The fundamental findings within the covers of this report serve to endorse and reinforce the concerns of many state and higher education leaders regarding the importance of need-based student financial assistance. Over the past decade, the nation and many states have turned their policy attention to the politically influential middle-income families who have felt the financial "squeeze" of increased college tuition-those families with children most likely to enroll in college. The impressive and expensive array of programs that have been created or enhanced as a result are described in chapter 6, "Taking Care of the Middle Class." The creation and enhancement of these programs, and the public expenditures that support them, suggest that this agenda has been largely completed. College opportunity for low-income Americans, for whom affordability continues to be an impediment to college attendance and completion, remains the major unfinished national and state agenda.
In chapter 7, "Profiles of American College Students," the National Center offers a look at six students and the challenges they face in paying for college.

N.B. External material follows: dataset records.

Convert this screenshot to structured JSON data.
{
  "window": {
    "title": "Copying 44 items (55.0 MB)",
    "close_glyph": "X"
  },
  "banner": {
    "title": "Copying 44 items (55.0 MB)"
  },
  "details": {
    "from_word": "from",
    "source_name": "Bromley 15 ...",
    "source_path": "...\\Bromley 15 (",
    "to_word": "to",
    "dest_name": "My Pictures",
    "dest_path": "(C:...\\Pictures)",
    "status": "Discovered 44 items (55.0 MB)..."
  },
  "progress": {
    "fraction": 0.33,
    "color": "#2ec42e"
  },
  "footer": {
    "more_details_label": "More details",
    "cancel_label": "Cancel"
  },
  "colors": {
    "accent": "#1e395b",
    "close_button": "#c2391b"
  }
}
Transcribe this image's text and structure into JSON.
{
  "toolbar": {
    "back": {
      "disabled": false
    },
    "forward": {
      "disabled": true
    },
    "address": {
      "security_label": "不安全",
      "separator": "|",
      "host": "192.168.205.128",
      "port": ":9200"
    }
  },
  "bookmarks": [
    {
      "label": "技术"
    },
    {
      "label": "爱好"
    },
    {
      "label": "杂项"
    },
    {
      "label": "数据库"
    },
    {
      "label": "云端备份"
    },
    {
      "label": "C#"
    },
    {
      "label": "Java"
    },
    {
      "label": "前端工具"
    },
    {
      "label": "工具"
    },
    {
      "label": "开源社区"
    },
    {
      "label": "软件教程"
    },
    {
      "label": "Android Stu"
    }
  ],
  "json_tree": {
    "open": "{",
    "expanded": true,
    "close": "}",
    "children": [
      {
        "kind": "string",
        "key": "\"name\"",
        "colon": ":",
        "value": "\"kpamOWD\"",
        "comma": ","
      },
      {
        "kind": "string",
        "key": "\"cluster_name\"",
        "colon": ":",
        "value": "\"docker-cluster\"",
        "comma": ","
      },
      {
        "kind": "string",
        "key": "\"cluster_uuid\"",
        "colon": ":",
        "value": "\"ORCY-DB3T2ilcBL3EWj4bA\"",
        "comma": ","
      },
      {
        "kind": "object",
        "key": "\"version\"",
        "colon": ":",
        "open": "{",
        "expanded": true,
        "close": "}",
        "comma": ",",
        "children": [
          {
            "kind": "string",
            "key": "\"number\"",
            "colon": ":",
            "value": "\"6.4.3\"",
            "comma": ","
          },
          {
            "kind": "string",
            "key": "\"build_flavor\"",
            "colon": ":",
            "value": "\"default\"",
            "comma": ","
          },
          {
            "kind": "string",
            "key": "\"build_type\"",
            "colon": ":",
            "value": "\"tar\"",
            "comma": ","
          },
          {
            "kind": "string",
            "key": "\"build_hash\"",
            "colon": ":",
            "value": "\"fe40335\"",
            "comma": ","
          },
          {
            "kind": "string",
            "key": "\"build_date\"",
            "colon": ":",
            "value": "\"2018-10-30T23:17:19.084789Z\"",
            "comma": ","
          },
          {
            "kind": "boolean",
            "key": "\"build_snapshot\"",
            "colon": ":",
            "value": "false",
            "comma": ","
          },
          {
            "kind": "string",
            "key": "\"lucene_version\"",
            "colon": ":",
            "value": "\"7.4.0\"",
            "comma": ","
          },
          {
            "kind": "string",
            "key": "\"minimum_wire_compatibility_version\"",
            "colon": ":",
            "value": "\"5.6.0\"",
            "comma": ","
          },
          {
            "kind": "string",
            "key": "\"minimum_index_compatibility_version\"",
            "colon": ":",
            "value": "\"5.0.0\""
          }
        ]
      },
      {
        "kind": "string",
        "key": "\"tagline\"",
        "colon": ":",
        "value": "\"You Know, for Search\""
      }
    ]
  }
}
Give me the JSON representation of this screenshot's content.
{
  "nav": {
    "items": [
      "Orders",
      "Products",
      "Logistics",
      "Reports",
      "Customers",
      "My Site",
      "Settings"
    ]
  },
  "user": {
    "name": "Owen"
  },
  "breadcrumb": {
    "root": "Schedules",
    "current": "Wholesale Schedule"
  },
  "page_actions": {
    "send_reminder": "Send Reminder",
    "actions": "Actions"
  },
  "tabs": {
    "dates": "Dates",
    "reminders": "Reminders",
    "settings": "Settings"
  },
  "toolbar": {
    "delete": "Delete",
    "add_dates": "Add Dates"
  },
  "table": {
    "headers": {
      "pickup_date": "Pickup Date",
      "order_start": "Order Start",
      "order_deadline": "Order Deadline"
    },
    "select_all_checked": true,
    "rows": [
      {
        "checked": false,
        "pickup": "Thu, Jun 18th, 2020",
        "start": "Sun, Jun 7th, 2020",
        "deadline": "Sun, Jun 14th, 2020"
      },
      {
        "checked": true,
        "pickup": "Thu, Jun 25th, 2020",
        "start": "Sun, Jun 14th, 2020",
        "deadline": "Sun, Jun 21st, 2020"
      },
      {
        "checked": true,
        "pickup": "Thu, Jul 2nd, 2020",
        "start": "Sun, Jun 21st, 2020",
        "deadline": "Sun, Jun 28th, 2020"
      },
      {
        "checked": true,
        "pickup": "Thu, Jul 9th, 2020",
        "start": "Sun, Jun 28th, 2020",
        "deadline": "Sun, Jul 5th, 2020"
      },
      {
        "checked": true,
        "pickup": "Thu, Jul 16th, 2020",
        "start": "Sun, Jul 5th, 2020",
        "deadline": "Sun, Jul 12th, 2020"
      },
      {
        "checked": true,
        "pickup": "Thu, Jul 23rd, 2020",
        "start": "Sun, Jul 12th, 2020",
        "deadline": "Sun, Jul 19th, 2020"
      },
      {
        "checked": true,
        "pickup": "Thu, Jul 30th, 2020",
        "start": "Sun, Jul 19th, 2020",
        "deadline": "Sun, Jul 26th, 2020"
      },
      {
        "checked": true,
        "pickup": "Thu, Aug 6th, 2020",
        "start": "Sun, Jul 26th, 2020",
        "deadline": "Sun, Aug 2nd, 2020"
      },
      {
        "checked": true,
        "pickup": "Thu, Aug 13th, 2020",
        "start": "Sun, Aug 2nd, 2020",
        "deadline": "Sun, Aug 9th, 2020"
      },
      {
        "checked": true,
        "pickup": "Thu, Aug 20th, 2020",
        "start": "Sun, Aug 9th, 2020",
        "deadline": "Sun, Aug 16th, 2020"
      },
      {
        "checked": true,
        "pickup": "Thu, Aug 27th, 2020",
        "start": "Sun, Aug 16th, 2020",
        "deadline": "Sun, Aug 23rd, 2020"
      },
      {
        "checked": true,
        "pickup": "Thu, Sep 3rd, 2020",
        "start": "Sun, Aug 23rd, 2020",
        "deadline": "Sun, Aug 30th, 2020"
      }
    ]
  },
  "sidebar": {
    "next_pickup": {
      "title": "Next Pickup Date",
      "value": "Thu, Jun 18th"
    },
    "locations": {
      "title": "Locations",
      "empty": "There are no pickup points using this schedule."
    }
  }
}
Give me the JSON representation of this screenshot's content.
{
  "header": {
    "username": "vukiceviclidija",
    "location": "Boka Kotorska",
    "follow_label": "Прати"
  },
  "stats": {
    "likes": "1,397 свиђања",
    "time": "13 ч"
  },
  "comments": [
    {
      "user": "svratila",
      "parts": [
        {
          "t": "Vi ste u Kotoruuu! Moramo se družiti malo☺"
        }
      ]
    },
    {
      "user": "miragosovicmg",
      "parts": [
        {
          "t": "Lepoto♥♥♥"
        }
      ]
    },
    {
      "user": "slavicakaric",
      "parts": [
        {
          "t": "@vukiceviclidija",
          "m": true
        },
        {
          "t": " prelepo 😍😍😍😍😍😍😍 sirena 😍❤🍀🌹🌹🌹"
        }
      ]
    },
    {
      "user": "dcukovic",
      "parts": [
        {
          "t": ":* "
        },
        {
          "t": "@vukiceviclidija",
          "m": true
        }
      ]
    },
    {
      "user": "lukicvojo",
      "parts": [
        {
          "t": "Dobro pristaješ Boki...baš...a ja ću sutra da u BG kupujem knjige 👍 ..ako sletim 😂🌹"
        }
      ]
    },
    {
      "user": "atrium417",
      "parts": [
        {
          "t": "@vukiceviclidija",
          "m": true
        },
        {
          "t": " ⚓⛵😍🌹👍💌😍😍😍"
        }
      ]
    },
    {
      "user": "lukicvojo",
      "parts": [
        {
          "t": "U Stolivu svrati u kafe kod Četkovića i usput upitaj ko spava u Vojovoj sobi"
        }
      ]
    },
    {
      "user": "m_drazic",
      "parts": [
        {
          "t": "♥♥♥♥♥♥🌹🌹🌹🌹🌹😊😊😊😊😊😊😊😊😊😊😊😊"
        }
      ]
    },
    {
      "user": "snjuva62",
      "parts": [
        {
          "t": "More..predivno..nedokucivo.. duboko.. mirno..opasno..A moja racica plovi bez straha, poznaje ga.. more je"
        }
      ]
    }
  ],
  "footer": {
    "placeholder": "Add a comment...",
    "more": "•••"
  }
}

These six stories, written by journalists, also illustrate the diversity of American college students today.
The National Center has benefited greatly from the guidance of an advisory committee and of reviewers and consultants who contributed to the development of Losing Ground. We also have learned and drawn from the work of others, particularly from recent reports that have explored aspects of the affordability of college (see sidebar, page 31). The information in this report is in the public domain; it is available to those who may wish to pursue further analysis or to verify its accuracy. The National Center, however, takes full responsibility for the interpretations, findings and conclusions of Losing Ground.
1 National Center for Public Policy and Higher Education, Measuring Up 2000: The State-by-State Report Card for Higher Education (San Jose, CA: 2000).
2 National Association of State Universities and Land-Grant Colleges, Appropriations of State Tax Funds for Operating Expenses of Higher Education 1981-82 (Normal, IL: Illinois State University), p. 6; Center for Higher Education and Finance, Grapevine: A National Database of Tax Support for Higher Education (Normal, IL: Illinois State University): http://www.coe.ilstu.edu/grapevine/50state.htm (March 25, 2002); Bureau of Labor Statistics, Consumer Price Index 1981, 1991 and 2001 (Washington, D.C.: U.S. Department of Labor): http://www.bls.gov (March 25, 2002).
3 Anthony P. Carnevale and Richard A. Fry, The Economic and Demographic Roots of Education and Training (Washington, D.C.: The National Association of Manufacturers, 2001), p. 3.
4 David T. Ellwood and Thomas J. Kane, "Who Is Getting a College Education? Family Background and the Growing Gaps in Enrollment," in Sheldon Danziger and Jane Waldfogel, editors, Securing the Future: Investing in Children from Birth to College (New York: The Russell Sage Foundation, 2000).